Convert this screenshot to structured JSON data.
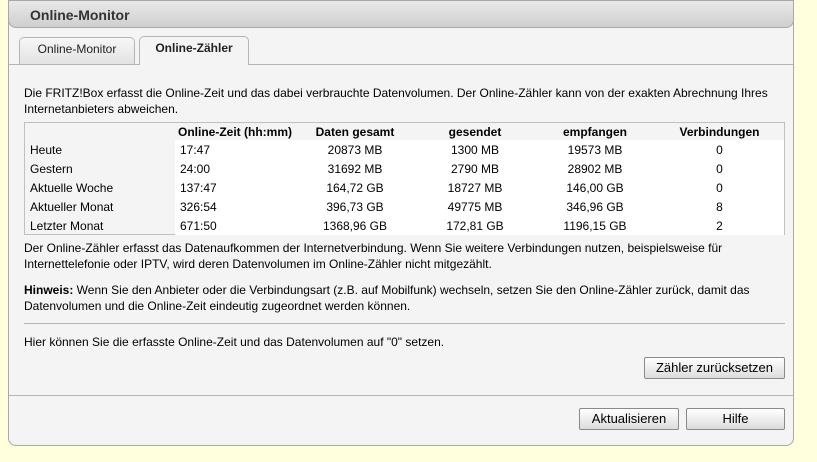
{
  "window": {
    "title": "Online-Monitor"
  },
  "tabs": [
    {
      "label": "Online-Monitor"
    },
    {
      "label": "Online-Zähler"
    }
  ],
  "intro": "Die FRITZ!Box erfasst die Online-Zeit und das dabei verbrauchte Datenvolumen. Der Online-Zähler kann von der exakten Abrechnung Ihres Internetanbieters abweichen.",
  "table": {
    "headers": [
      "",
      "Online-Zeit (hh:mm)",
      "Daten gesamt",
      "gesendet",
      "empfangen",
      "Verbindungen"
    ],
    "rows": [
      [
        "Heute",
        "17:47",
        "20873 MB",
        "1300 MB",
        "19573 MB",
        "0"
      ],
      [
        "Gestern",
        "24:00",
        "31692 MB",
        "2790 MB",
        "28902 MB",
        "0"
      ],
      [
        "Aktuelle Woche",
        "137:47",
        "164,72 GB",
        "18727 MB",
        "146,00 GB",
        "0"
      ],
      [
        "Aktueller Monat",
        "326:54",
        "396,73 GB",
        "49775 MB",
        "346,96 GB",
        "8"
      ],
      [
        "Letzter Monat",
        "671:50",
        "1368,96 GB",
        "172,81 GB",
        "1196,15 GB",
        "2"
      ]
    ]
  },
  "note": "Der Online-Zähler erfasst das Datenaufkommen der Internetverbindung. Wenn Sie weitere Verbindungen nutzen, beispielsweise für Internettelefonie oder IPTV, wird deren Datenvolumen im Online-Zähler nicht mitgezählt.",
  "hint": {
    "label": "Hinweis:",
    "text": " Wenn Sie den Anbieter oder die Verbindungsart (z.B. auf Mobilfunk) wechseln, setzen Sie den Online-Zähler zurück, damit das Datenvolumen und die Online-Zeit eindeutig zugeordnet werden können."
  },
  "reset": {
    "text": "Hier können Sie die erfasste Online-Zeit und das Datenvolumen auf \"0\" setzen.",
    "button": "Zähler zurücksetzen"
  },
  "footer": {
    "refresh_button": "Aktualisieren",
    "help_button": "Hilfe"
  }
}
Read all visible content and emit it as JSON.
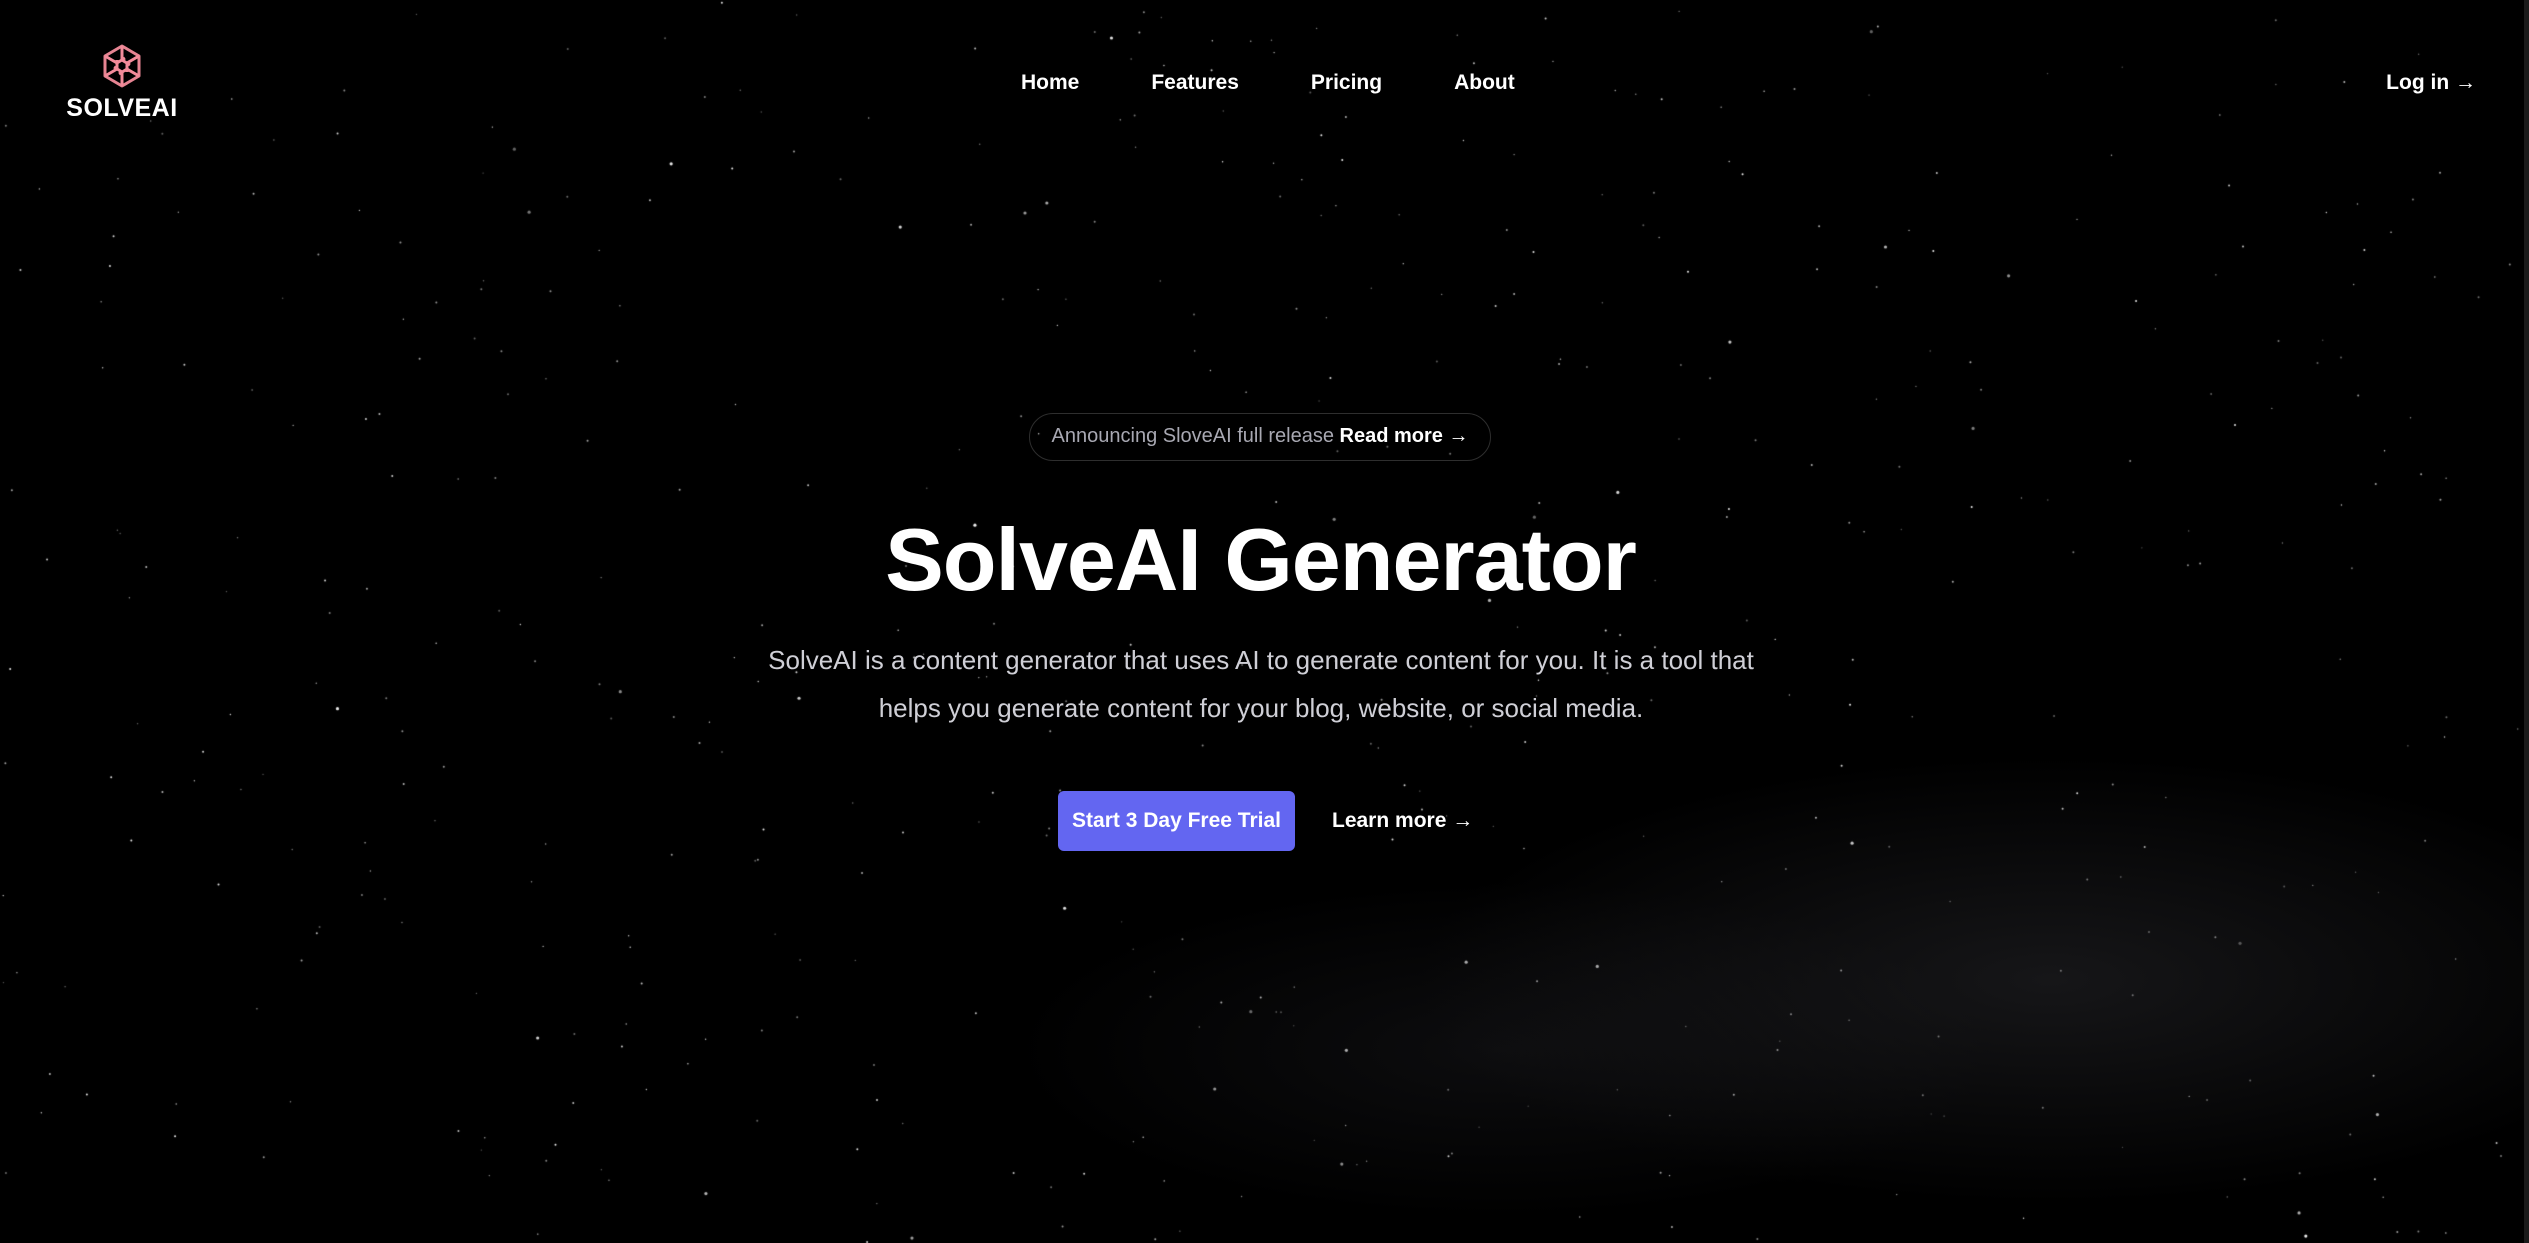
{
  "brand": {
    "name": "SOLVEAI",
    "logo_icon": "hexagon-swirl-logo-icon",
    "logo_color": "#f28b9a"
  },
  "nav": {
    "items": [
      {
        "label": "Home"
      },
      {
        "label": "Features"
      },
      {
        "label": "Pricing"
      },
      {
        "label": "About"
      }
    ],
    "login_label": "Log in →"
  },
  "hero": {
    "announcement": {
      "text": "Announcing SloveAI full release",
      "link_label": "Read more →"
    },
    "title": "SolveAI Generator",
    "description": "SolveAI is a content generator that uses AI to generate content for you. It is a tool that helps you generate content for your blog, website, or social media.",
    "primary_cta": "Start 3 Day Free Trial",
    "secondary_cta": "Learn more →"
  },
  "colors": {
    "background": "#000000",
    "accent": "#6366f1",
    "text": "#ffffff",
    "muted_text": "#cfcfd6"
  }
}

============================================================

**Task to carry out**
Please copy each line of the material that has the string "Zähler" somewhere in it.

**Exercise solution**
      "label": "Online-Zähler"
  "intro": "Die FRITZ!Box erfasst die Online-Zeit und das dabei verbrauchte Datenvolumen. Der Online-Zähler kann von der exakten Abrechnung Ihres Internetanbieters abweichen.",
  "note": "Der Online-Zähler erfasst das Datenaufkommen der Internetverbindung. Wenn Sie weitere Verbindungen nutzen, beispielsweise für Internettelefonie oder IPTV, wird deren Datenvolumen im Online-Zähler nicht mitgezählt.",
    "text": " Wenn Sie den Anbieter oder die Verbindungsart (z.B. auf Mobilfunk) wechseln, setzen Sie den Online-Zähler zurück, damit das Datenvolumen und die Online-Zeit eindeutig zugeordnet werden können."
    "button": "Zähler zurücksetzen"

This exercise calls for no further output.